Expected to be deployed in multiple locations across the state, the UAS, which will be operated by State Police members who are FAA certified and have undergone 32 hours of hands-on training with the systems, are expected to reduce response times and make operations more efficient and cost-effective.
Among many potential uses, the UAS can be used in dangerous situations and environments, such as natural disasters, to help keep State Troopers out of harm's way.
The UAS can also be used to help document and reconstruct serious motor vehicle crashes in less time than with current methods, which will result in shorter road closures, ultimately benefiting motorists. Investigators will also use the technology to document and photograph crime scenes.
"This state-of-the-art technology will improve emergency response, improve operational and cost efficiencies and increase Trooper safety," Governor Cuomo says.
"We will continue to implement innovative technologies to improve our ability to protect New Yorkers across this great state."
The first four State Police UAS will be put into service this month in four different Troops—A, D, F, and G. Each Troop serves several counties throughout New York.
By April of this year, 14 more UAS will be deployed throughout the state.
"The aerial drone systems we are deploying bring substantial benefits to our Troopers in the field, and are representative of our ongoing efforts to provide the tools they need to deliver outstanding service to the public," comments State Police Superintendent George P. Beach II.
"I want to thank Governor Cuomo and the Trooper Foundation for their continued support of the State Police."
Cicer One Technologies and AVIDRONE Aerospace partnering to secure UAS fleets
Cicer One Technologies Inc., which provides data privacy technologies, and commercial and industrial UAS manufacturer AVIDRONE Aerospace Inc. have announced a new strategic partnershipthat the companies say "ends the risks around cloud-based data capture services."
Through the partnership, AVIDRONE’s proprietary flight control and mission planning software will be combined with Cicer One’s point-to-point, globally-accessible information management system to deliver a "secure, fully private, flight control and data capture" technology for UAS.

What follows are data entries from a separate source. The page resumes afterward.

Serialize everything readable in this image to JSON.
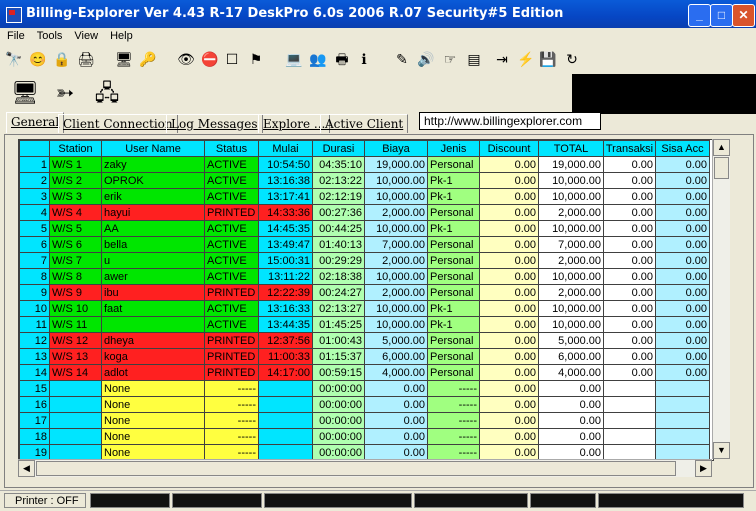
{
  "window": {
    "title": "Billing-Explorer Ver 4.43 R-17 DeskPro 6.0s 2006 R.07 Security#5 Edition",
    "minimize": "_",
    "maximize": "□",
    "close": "✕"
  },
  "menu": [
    "File",
    "Tools",
    "View",
    "Help"
  ],
  "toolbar_icons": [
    "binoculars-icon",
    "smiley-icon",
    "lock-icon",
    "printer-icon",
    "computer-tools-icon",
    "key-icon",
    "eye-icon",
    "stop-icon",
    "square-icon",
    "flag-icon",
    "computer-icon",
    "people-icon",
    "printer-icon",
    "info-icon",
    "pen-icon",
    "speaker-icon",
    "hand-icon",
    "stack-icon",
    "login-icon",
    "lightning-icon",
    "drive-icon",
    "refresh-icon"
  ],
  "big_icons": [
    "server-icon",
    "connection-icon",
    "network-clients-icon"
  ],
  "tabs": [
    "General",
    "Client Connection",
    "Log Messages",
    "Explore ...",
    "Active Client"
  ],
  "url": "http://www.billingexplorer.com",
  "table": {
    "headers": [
      "Station",
      "User Name",
      "Status",
      "Mulai",
      "Durasi",
      "Biaya",
      "Jenis",
      "Discount",
      "TOTAL",
      "Transaksi",
      "Sisa Acc"
    ],
    "rows": [
      [
        "1",
        "W/S 1",
        "zaky",
        "ACTIVE",
        "10:54:50",
        "04:35:10",
        "19,000.00",
        "Personal",
        "0.00",
        "19,000.00",
        "0.00",
        "0.00"
      ],
      [
        "2",
        "W/S 2",
        "OPROK",
        "ACTIVE",
        "13:16:38",
        "02:13:22",
        "10,000.00",
        "Pk-1",
        "0.00",
        "10,000.00",
        "0.00",
        "0.00"
      ],
      [
        "3",
        "W/S 3",
        "erik",
        "ACTIVE",
        "13:17:41",
        "02:12:19",
        "10,000.00",
        "Pk-1",
        "0.00",
        "10,000.00",
        "0.00",
        "0.00"
      ],
      [
        "4",
        "W/S 4",
        "hayui",
        "PRINTED",
        "14:33:36",
        "00:27:36",
        "2,000.00",
        "Personal",
        "0.00",
        "2,000.00",
        "0.00",
        "0.00"
      ],
      [
        "5",
        "W/S 5",
        "AA",
        "ACTIVE",
        "14:45:35",
        "00:44:25",
        "10,000.00",
        "Pk-1",
        "0.00",
        "10,000.00",
        "0.00",
        "0.00"
      ],
      [
        "6",
        "W/S 6",
        "bella",
        "ACTIVE",
        "13:49:47",
        "01:40:13",
        "7,000.00",
        "Personal",
        "0.00",
        "7,000.00",
        "0.00",
        "0.00"
      ],
      [
        "7",
        "W/S 7",
        "u",
        "ACTIVE",
        "15:00:31",
        "00:29:29",
        "2,000.00",
        "Personal",
        "0.00",
        "2,000.00",
        "0.00",
        "0.00"
      ],
      [
        "8",
        "W/S 8",
        "awer",
        "ACTIVE",
        "13:11:22",
        "02:18:38",
        "10,000.00",
        "Personal",
        "0.00",
        "10,000.00",
        "0.00",
        "0.00"
      ],
      [
        "9",
        "W/S 9",
        "ibu",
        "PRINTED",
        "12:22:39",
        "00:24:27",
        "2,000.00",
        "Personal",
        "0.00",
        "2,000.00",
        "0.00",
        "0.00"
      ],
      [
        "10",
        "W/S 10",
        "faat",
        "ACTIVE",
        "13:16:33",
        "02:13:27",
        "10,000.00",
        "Pk-1",
        "0.00",
        "10,000.00",
        "0.00",
        "0.00"
      ],
      [
        "11",
        "W/S 11",
        "",
        "ACTIVE",
        "13:44:35",
        "01:45:25",
        "10,000.00",
        "Pk-1",
        "0.00",
        "10,000.00",
        "0.00",
        "0.00"
      ],
      [
        "12",
        "W/S 12",
        "dheya",
        "PRINTED",
        "12:37:56",
        "01:00:43",
        "5,000.00",
        "Personal",
        "0.00",
        "5,000.00",
        "0.00",
        "0.00"
      ],
      [
        "13",
        "W/S 13",
        "koga",
        "PRINTED",
        "11:00:33",
        "01:15:37",
        "6,000.00",
        "Personal",
        "0.00",
        "6,000.00",
        "0.00",
        "0.00"
      ],
      [
        "14",
        "W/S 14",
        "adlot",
        "PRINTED",
        "14:17:00",
        "00:59:15",
        "4,000.00",
        "Personal",
        "0.00",
        "4,000.00",
        "0.00",
        "0.00"
      ],
      [
        "15",
        "",
        "None",
        "-----",
        "",
        "00:00:00",
        "0.00",
        "-----",
        "0.00",
        "0.00",
        "",
        ""
      ],
      [
        "16",
        "",
        "None",
        "-----",
        "",
        "00:00:00",
        "0.00",
        "-----",
        "0.00",
        "0.00",
        "",
        ""
      ],
      [
        "17",
        "",
        "None",
        "-----",
        "",
        "00:00:00",
        "0.00",
        "-----",
        "0.00",
        "0.00",
        "",
        ""
      ],
      [
        "18",
        "",
        "None",
        "-----",
        "",
        "00:00:00",
        "0.00",
        "-----",
        "0.00",
        "0.00",
        "",
        ""
      ],
      [
        "19",
        "",
        "None",
        "-----",
        "",
        "00:00:00",
        "0.00",
        "-----",
        "0.00",
        "0.00",
        "",
        ""
      ]
    ]
  },
  "status": {
    "printer": "Printer : OFF"
  },
  "colors": {
    "active": "#00e600",
    "printed": "#ff2020",
    "idle": "#ffff40",
    "header": "#00e5ff",
    "mulai": "#00e5ff",
    "durasi": "#b0ffb0",
    "biaya": "#b0f0ff",
    "jenis": "#a0ff80",
    "discount": "#ffffc0",
    "total": "#ffffff",
    "transaksi": "#ffffff",
    "sisa": "#b0f0ff"
  }
}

"We realize that government agencies, large enterprises, and industrial users of drones need to keep their data and flight missions 100% in their control from end to end," says Scott Gray, Founder & CEO AVIDRONE Aerospace Inc.
"By partnering with Cicer One, we are able to create a data privacy solution for UAS vehicles that no cloud-based control for drones can achieve."
Bob Embleton, CEO Cicer One Technologies Inc., comments, "by partnering with AVIDRONE we can provide a seamless product solution for their customers. Drone operators will own and control their private data, keeping sensitive information out of the hands of third party service providers."
Cicer One and AVIDRONE believe that no third party, manufacturer, or cloud based service should "transact or jeopardize critical information about how corporations, government agencies and industrial users of drones manage their data collected by UAS."
By combining their respective technology, Cicer One and AVIDRONE are opening up a new way to operate UAS fleets by multiple users across the world, without compromising mission critical data.